SMART Recovery stands for Self Management for Addiction Recovery – It was created to address the most common concerns about 12-step programs and does this relatively well. We can help clients navigate the SMART program and find meetings which might work for them. SMART should be used in conjunction with individual psychotherapy. SMART philosophies focus on the concepts of 1) motivation, 2) coping with urges, 3) managing thoughts, feelings and behaviors and 4) living a balanced life. These are excellent and broad based concepts for addiction recovery. These concepts seem universal in most effective addiction treatments which are scientifically based.

SMART offers a more evidenced based and empirical view of addiction recovery than AA. This is appealing and laudable and is the wave of the future but AA works too even if we don’t fully understand its mechanisms of action. To date, there is little compelling research to suggest SMART is more effective than AA. Still many individuals will find SMARTs principles more palatable. SMART was created to address the most common obstacles to 12 step programs which are as follows. Twelve step programs rely heavily on the disease model which many find limiting or to be an outright excuse for poor behavior. SMART teaches self reliance and self empowerment and self direction as opposed to the concepts of “powerlessness” portrayed in AA. SMART recovery encourages medication where AA makes little or no references to psychiatry, psychology and medication.

SMARTs message is welcoming and its founder Tom Horvath is warm, inviting and brilliant.  Dr. Horvath suggests clearly that it is OK to do SMART and other programs simultaneously, alluding to Alcoholics Anonymous specifically. He says that if you believe in God and the disease model that that is OK too. It is probably his followers and other well meaning but uninformed and overly opinionated professionals who bad mouth 12-step programs while promoting SMART as the cure all solution to addiction. SMART uses its website, publications, online message boards, and face to face meetings, to provide support for recovery.
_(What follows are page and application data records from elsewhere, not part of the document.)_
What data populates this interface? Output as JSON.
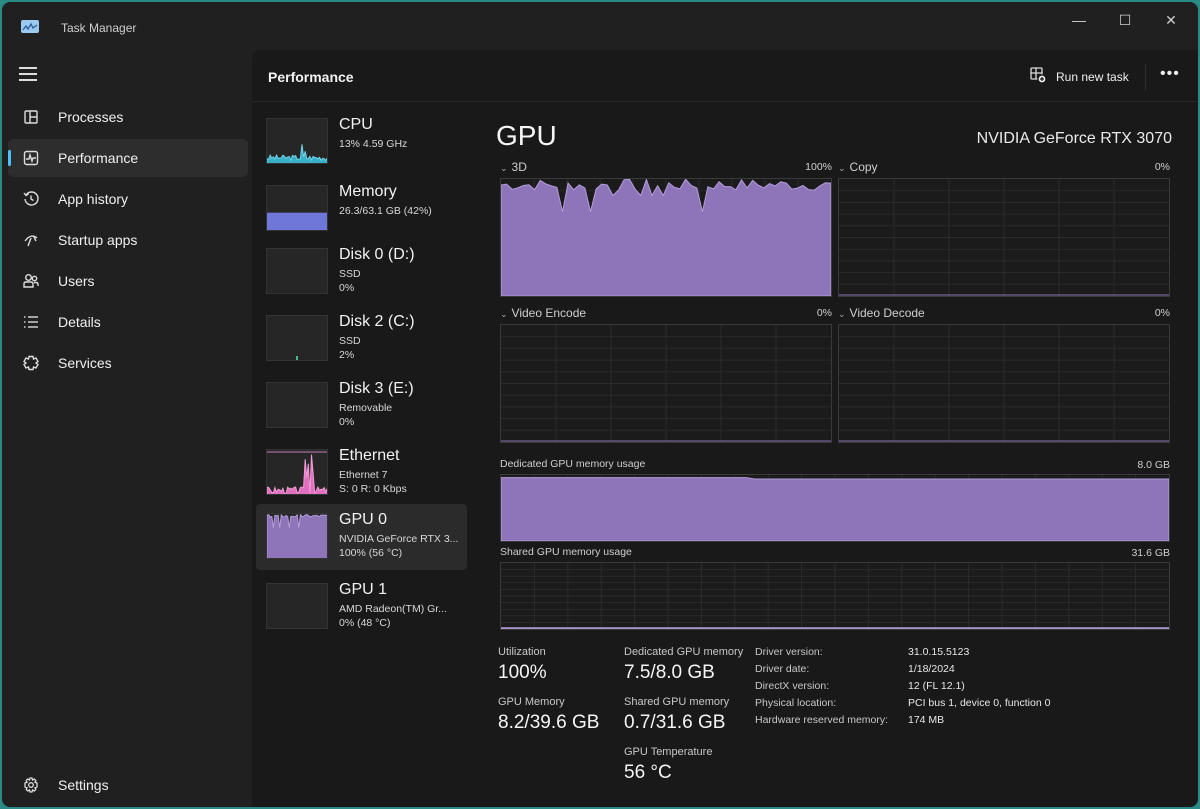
{
  "window": {
    "title": "Task Manager",
    "controls": {
      "minimize": "—",
      "maximize": "☐",
      "close": "✕"
    }
  },
  "sidebar": {
    "items": [
      {
        "label": "Processes",
        "icon": "processes-icon"
      },
      {
        "label": "Performance",
        "icon": "performance-icon",
        "active": true
      },
      {
        "label": "App history",
        "icon": "app-history-icon"
      },
      {
        "label": "Startup apps",
        "icon": "startup-apps-icon"
      },
      {
        "label": "Users",
        "icon": "users-icon"
      },
      {
        "label": "Details",
        "icon": "details-icon"
      },
      {
        "label": "Services",
        "icon": "services-icon"
      }
    ],
    "settings_label": "Settings"
  },
  "header": {
    "title": "Performance",
    "run_new_task": "Run new task",
    "more": "•••"
  },
  "devices": [
    {
      "name": "CPU",
      "sub1": "13%  4.59 GHz",
      "sub2": "",
      "color": "#3ab0c8"
    },
    {
      "name": "Memory",
      "sub1": "26.3/63.1 GB (42%)",
      "sub2": "",
      "color": "#6f78d8",
      "usage": 0.42
    },
    {
      "name": "Disk 0 (D:)",
      "sub1": "SSD",
      "sub2": "0%",
      "color": "#4fb38a"
    },
    {
      "name": "Disk 2 (C:)",
      "sub1": "SSD",
      "sub2": "2%",
      "color": "#4fb38a"
    },
    {
      "name": "Disk 3 (E:)",
      "sub1": "Removable",
      "sub2": "0%",
      "color": "#4fb38a"
    },
    {
      "name": "Ethernet",
      "sub1": "Ethernet 7",
      "sub2": "S: 0 R: 0 Kbps",
      "color": "#e06fbf"
    },
    {
      "name": "GPU 0",
      "sub1": "NVIDIA GeForce RTX 3...",
      "sub2": "100%  (56 °C)",
      "color": "#8e74b8",
      "active": true
    },
    {
      "name": "GPU 1",
      "sub1": "AMD Radeon(TM) Gr...",
      "sub2": "0%  (48 °C)",
      "color": "#8e74b8"
    }
  ],
  "gpu": {
    "title": "GPU",
    "model": "NVIDIA GeForce RTX 3070",
    "accent": "#8e74b8",
    "engines": [
      {
        "label": "3D",
        "value": "100%"
      },
      {
        "label": "Copy",
        "value": "0%"
      },
      {
        "label": "Video Encode",
        "value": "0%"
      },
      {
        "label": "Video Decode",
        "value": "0%"
      }
    ],
    "dedicated": {
      "label": "Dedicated GPU memory usage",
      "max": "8.0 GB",
      "usage": 0.94
    },
    "shared": {
      "label": "Shared GPU memory usage",
      "max": "31.6 GB",
      "usage": 0.02
    },
    "stats": {
      "utilization_label": "Utilization",
      "utilization": "100%",
      "gpu_memory_label": "GPU Memory",
      "gpu_memory": "8.2/39.6 GB",
      "dedicated_label": "Dedicated GPU memory",
      "dedicated": "7.5/8.0 GB",
      "shared_label": "Shared GPU memory",
      "shared": "0.7/31.6 GB",
      "temp_label": "GPU Temperature",
      "temp": "56 °C"
    },
    "details": [
      {
        "k": "Driver version:",
        "v": "31.0.15.5123"
      },
      {
        "k": "Driver date:",
        "v": "1/18/2024"
      },
      {
        "k": "DirectX version:",
        "v": "12 (FL 12.1)"
      },
      {
        "k": "Physical location:",
        "v": "PCI bus 1, device 0, function 0"
      },
      {
        "k": "Hardware reserved memory:",
        "v": "174 MB"
      }
    ]
  }
}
It is our opinion that despite it’s excellent rationale and well crafted mission and support, it as of yet, does not offer as comprehensive a social support system as most 12-step fellowships do and it is precisely this social support component that is necessary and sufficient to ensuring strong recovery. The only downside of SMART recovery meetings are that they are not well attended and supported and so it is hard to find a good one whereas AA is everywhere, it’s all the time and it is a way of life. SMART may be before its time and so we are hopeful that as the science of addiction progresses, so to will the support for SMART and that eventually it will as popular as AA.